» About this exercise:
For the records below, print every one exactly, with nothing dropped.

##### Data for analysis

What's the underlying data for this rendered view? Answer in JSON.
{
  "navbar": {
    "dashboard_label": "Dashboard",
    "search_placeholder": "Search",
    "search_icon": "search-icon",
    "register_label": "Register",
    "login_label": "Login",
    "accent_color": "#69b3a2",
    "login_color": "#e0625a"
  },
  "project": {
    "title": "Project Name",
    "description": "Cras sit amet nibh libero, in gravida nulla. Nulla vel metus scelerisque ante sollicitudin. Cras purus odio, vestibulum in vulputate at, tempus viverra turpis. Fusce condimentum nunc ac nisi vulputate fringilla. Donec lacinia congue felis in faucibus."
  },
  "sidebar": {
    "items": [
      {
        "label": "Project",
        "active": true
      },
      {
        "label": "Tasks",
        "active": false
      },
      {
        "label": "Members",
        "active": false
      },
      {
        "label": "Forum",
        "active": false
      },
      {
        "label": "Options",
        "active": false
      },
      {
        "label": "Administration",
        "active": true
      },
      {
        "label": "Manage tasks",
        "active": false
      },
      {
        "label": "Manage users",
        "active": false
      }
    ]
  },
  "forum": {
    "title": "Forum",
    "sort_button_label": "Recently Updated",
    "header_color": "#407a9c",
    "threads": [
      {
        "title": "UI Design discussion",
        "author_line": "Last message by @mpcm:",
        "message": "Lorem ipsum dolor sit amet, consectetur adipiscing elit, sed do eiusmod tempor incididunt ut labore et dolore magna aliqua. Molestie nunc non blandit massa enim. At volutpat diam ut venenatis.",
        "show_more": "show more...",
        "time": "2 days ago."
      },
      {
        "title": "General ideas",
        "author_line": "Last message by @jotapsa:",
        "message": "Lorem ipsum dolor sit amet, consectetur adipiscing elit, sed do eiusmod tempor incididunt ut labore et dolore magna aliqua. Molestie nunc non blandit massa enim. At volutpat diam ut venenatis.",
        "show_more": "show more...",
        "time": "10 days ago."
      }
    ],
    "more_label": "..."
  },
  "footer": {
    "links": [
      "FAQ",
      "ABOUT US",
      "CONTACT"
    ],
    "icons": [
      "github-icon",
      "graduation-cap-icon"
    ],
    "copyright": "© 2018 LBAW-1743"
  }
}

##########

» Answer section:
What's the underlying data for this rendered view? Answer in JSON.
{
  "navbar": {
    "dashboard_label": "Dashboard",
    "search_placeholder": "Search",
    "search_icon": "search-icon",
    "register_label": "Register",
    "login_label": "Login",
    "accent_color": "#69b3a2",
    "login_color": "#e0625a"
  },
  "project": {
    "title": "Project Name",
    "description": "Cras sit amet nibh libero, in gravida nulla. Nulla vel metus scelerisque ante sollicitudin. Cras purus odio, vestibulum in vulputate at, tempus viverra turpis. Fusce condimentum nunc ac nisi vulputate fringilla. Donec lacinia congue felis in faucibus."
  },
  "sidebar": {
    "items": [
      {
        "label": "Project",
        "active": true
      },
      {
        "label": "Tasks",
        "active": false
      },
      {
        "label": "Members",
        "active": false
      },
      {
        "label": "Forum",
        "active": false
      },
      {
        "label": "Options",
        "active": false
      },
      {
        "label": "Administration",
        "active": true
      },
      {
        "label": "Manage tasks",
        "active": false
      },
      {
        "label": "Manage users",
        "active": false
      }
    ]
  },
  "forum": {
    "title": "Forum",
    "sort_button_label": "Recently Updated",
    "header_color": "#407a9c",
    "threads": [
      {
        "title": "UI Design discussion",
        "author_line": "Last message by @mpcm:",
        "message": "Lorem ipsum dolor sit amet, consectetur adipiscing elit, sed do eiusmod tempor incididunt ut labore et dolore magna aliqua. Molestie nunc non blandit massa enim. At volutpat diam ut venenatis.",
        "show_more": "show more...",
        "time": "2 days ago."
      },
      {
        "title": "General ideas",
        "author_line": "Last message by @jotapsa:",
        "message": "Lorem ipsum dolor sit amet, consectetur adipiscing elit, sed do eiusmod tempor incididunt ut labore et dolore magna aliqua. Molestie nunc non blandit massa enim. At volutpat diam ut venenatis.",
        "show_more": "show more...",
        "time": "10 days ago."
      }
    ],
    "more_label": "..."
  },
  "footer": {
    "links": [
      "FAQ",
      "ABOUT US",
      "CONTACT"
    ],
    "icons": [
      "github-icon",
      "graduation-cap-icon"
    ],
    "copyright": "© 2018 LBAW-1743"
  }
}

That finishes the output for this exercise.